___ RECORDS SHOWN

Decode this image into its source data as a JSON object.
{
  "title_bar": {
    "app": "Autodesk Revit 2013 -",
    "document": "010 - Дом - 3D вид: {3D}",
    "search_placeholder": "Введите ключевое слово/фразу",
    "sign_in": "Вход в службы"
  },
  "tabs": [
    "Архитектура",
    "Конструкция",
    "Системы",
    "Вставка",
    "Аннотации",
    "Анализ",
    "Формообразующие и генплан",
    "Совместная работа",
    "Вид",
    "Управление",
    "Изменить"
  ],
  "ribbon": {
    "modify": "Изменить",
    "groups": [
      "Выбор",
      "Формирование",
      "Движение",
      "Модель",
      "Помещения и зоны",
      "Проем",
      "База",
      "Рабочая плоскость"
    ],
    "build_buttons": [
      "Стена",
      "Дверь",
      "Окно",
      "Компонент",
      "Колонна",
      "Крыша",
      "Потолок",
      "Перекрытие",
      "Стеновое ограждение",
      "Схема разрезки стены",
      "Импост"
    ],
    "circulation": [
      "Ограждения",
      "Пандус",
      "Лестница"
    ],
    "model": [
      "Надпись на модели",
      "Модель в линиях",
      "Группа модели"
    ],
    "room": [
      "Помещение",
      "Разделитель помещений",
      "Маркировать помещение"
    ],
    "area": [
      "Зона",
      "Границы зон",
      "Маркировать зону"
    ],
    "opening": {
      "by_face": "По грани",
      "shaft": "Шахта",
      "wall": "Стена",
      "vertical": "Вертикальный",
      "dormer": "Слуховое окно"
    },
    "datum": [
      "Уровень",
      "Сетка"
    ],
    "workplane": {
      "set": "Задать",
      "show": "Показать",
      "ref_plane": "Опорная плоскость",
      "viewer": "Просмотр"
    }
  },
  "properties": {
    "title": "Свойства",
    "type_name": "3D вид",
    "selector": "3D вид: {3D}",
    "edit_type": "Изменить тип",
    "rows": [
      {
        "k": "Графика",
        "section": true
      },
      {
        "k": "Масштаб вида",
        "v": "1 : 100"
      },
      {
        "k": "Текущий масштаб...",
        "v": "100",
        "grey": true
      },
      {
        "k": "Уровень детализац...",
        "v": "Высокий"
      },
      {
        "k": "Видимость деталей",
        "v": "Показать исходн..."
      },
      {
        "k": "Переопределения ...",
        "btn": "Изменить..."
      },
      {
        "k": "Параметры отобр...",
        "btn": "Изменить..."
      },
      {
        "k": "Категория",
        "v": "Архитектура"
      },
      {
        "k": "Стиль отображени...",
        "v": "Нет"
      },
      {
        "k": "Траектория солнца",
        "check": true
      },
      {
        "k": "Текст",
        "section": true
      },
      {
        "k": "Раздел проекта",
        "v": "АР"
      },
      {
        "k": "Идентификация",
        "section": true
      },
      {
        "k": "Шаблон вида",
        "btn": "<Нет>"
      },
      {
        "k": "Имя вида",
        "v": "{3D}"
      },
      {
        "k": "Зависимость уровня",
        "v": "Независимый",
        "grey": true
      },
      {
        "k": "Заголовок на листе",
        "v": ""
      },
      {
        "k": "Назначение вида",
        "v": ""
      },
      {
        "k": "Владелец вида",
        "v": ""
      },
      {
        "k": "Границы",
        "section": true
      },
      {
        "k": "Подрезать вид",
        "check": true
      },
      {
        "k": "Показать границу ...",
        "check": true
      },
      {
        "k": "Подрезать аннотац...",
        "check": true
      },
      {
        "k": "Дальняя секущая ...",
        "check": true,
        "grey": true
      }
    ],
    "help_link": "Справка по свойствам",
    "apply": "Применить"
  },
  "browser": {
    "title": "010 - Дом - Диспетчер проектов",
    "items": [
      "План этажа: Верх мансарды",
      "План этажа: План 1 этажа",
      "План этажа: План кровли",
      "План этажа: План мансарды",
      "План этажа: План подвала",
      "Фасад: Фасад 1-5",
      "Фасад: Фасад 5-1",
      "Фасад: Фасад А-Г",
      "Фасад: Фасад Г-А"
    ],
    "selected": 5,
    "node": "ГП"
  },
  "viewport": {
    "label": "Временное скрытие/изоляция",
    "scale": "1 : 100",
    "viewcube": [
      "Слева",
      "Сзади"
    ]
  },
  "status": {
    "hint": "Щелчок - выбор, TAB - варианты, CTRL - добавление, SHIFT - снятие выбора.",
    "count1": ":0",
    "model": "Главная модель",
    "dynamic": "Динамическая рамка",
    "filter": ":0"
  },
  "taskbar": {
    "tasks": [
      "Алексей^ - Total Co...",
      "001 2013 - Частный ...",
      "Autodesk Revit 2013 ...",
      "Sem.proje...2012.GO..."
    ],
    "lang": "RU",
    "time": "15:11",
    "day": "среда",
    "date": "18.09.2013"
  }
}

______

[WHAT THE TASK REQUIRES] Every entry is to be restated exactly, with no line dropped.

[SOLUTION]
Decode this image into its source data as a JSON object.
{
  "title_bar": {
    "app": "Autodesk Revit 2013 -",
    "document": "010 - Дом - 3D вид: {3D}",
    "search_placeholder": "Введите ключевое слово/фразу",
    "sign_in": "Вход в службы"
  },
  "tabs": [
    "Архитектура",
    "Конструкция",
    "Системы",
    "Вставка",
    "Аннотации",
    "Анализ",
    "Формообразующие и генплан",
    "Совместная работа",
    "Вид",
    "Управление",
    "Изменить"
  ],
  "ribbon": {
    "modify": "Изменить",
    "groups": [
      "Выбор",
      "Формирование",
      "Движение",
      "Модель",
      "Помещения и зоны",
      "Проем",
      "База",
      "Рабочая плоскость"
    ],
    "build_buttons": [
      "Стена",
      "Дверь",
      "Окно",
      "Компонент",
      "Колонна",
      "Крыша",
      "Потолок",
      "Перекрытие",
      "Стеновое ограждение",
      "Схема разрезки стены",
      "Импост"
    ],
    "circulation": [
      "Ограждения",
      "Пандус",
      "Лестница"
    ],
    "model": [
      "Надпись на модели",
      "Модель в линиях",
      "Группа модели"
    ],
    "room": [
      "Помещение",
      "Разделитель помещений",
      "Маркировать помещение"
    ],
    "area": [
      "Зона",
      "Границы зон",
      "Маркировать зону"
    ],
    "opening": {
      "by_face": "По грани",
      "shaft": "Шахта",
      "wall": "Стена",
      "vertical": "Вертикальный",
      "dormer": "Слуховое окно"
    },
    "datum": [
      "Уровень",
      "Сетка"
    ],
    "workplane": {
      "set": "Задать",
      "show": "Показать",
      "ref_plane": "Опорная плоскость",
      "viewer": "Просмотр"
    }
  },
  "properties": {
    "title": "Свойства",
    "type_name": "3D вид",
    "selector": "3D вид: {3D}",
    "edit_type": "Изменить тип",
    "rows": [
      {
        "k": "Графика",
        "section": true
      },
      {
        "k": "Масштаб вида",
        "v": "1 : 100"
      },
      {
        "k": "Текущий масштаб...",
        "v": "100",
        "grey": true
      },
      {
        "k": "Уровень детализац...",
        "v": "Высокий"
      },
      {
        "k": "Видимость деталей",
        "v": "Показать исходн..."
      },
      {
        "k": "Переопределения ...",
        "btn": "Изменить..."
      },
      {
        "k": "Параметры отобр...",
        "btn": "Изменить..."
      },
      {
        "k": "Категория",
        "v": "Архитектура"
      },
      {
        "k": "Стиль отображени...",
        "v": "Нет"
      },
      {
        "k": "Траектория солнца",
        "check": true
      },
      {
        "k": "Текст",
        "section": true
      },
      {
        "k": "Раздел проекта",
        "v": "АР"
      },
      {
        "k": "Идентификация",
        "section": true
      },
      {
        "k": "Шаблон вида",
        "btn": "<Нет>"
      },
      {
        "k": "Имя вида",
        "v": "{3D}"
      },
      {
        "k": "Зависимость уровня",
        "v": "Независимый",
        "grey": true
      },
      {
        "k": "Заголовок на листе",
        "v": ""
      },
      {
        "k": "Назначение вида",
        "v": ""
      },
      {
        "k": "Владелец вида",
        "v": ""
      },
      {
        "k": "Границы",
        "section": true
      },
      {
        "k": "Подрезать вид",
        "check": true
      },
      {
        "k": "Показать границу ...",
        "check": true
      },
      {
        "k": "Подрезать аннотац...",
        "check": true
      },
      {
        "k": "Дальняя секущая ...",
        "check": true,
        "grey": true
      }
    ],
    "help_link": "Справка по свойствам",
    "apply": "Применить"
  },
  "browser": {
    "title": "010 - Дом - Диспетчер проектов",
    "items": [
      "План этажа: Верх мансарды",
      "План этажа: План 1 этажа",
      "План этажа: План кровли",
      "План этажа: План мансарды",
      "План этажа: План подвала",
      "Фасад: Фасад 1-5",
      "Фасад: Фасад 5-1",
      "Фасад: Фасад А-Г",
      "Фасад: Фасад Г-А"
    ],
    "selected": 5,
    "node": "ГП"
  },
  "viewport": {
    "label": "Временное скрытие/изоляция",
    "scale": "1 : 100",
    "viewcube": [
      "Слева",
      "Сзади"
    ]
  },
  "status": {
    "hint": "Щелчок - выбор, TAB - варианты, CTRL - добавление, SHIFT - снятие выбора.",
    "count1": ":0",
    "model": "Главная модель",
    "dynamic": "Динамическая рамка",
    "filter": ":0"
  },
  "taskbar": {
    "tasks": [
      "Алексей^ - Total Co...",
      "001 2013 - Частный ...",
      "Autodesk Revit 2013 ...",
      "Sem.proje...2012.GO..."
    ],
    "lang": "RU",
    "time": "15:11",
    "day": "среда",
    "date": "18.09.2013"
  }
}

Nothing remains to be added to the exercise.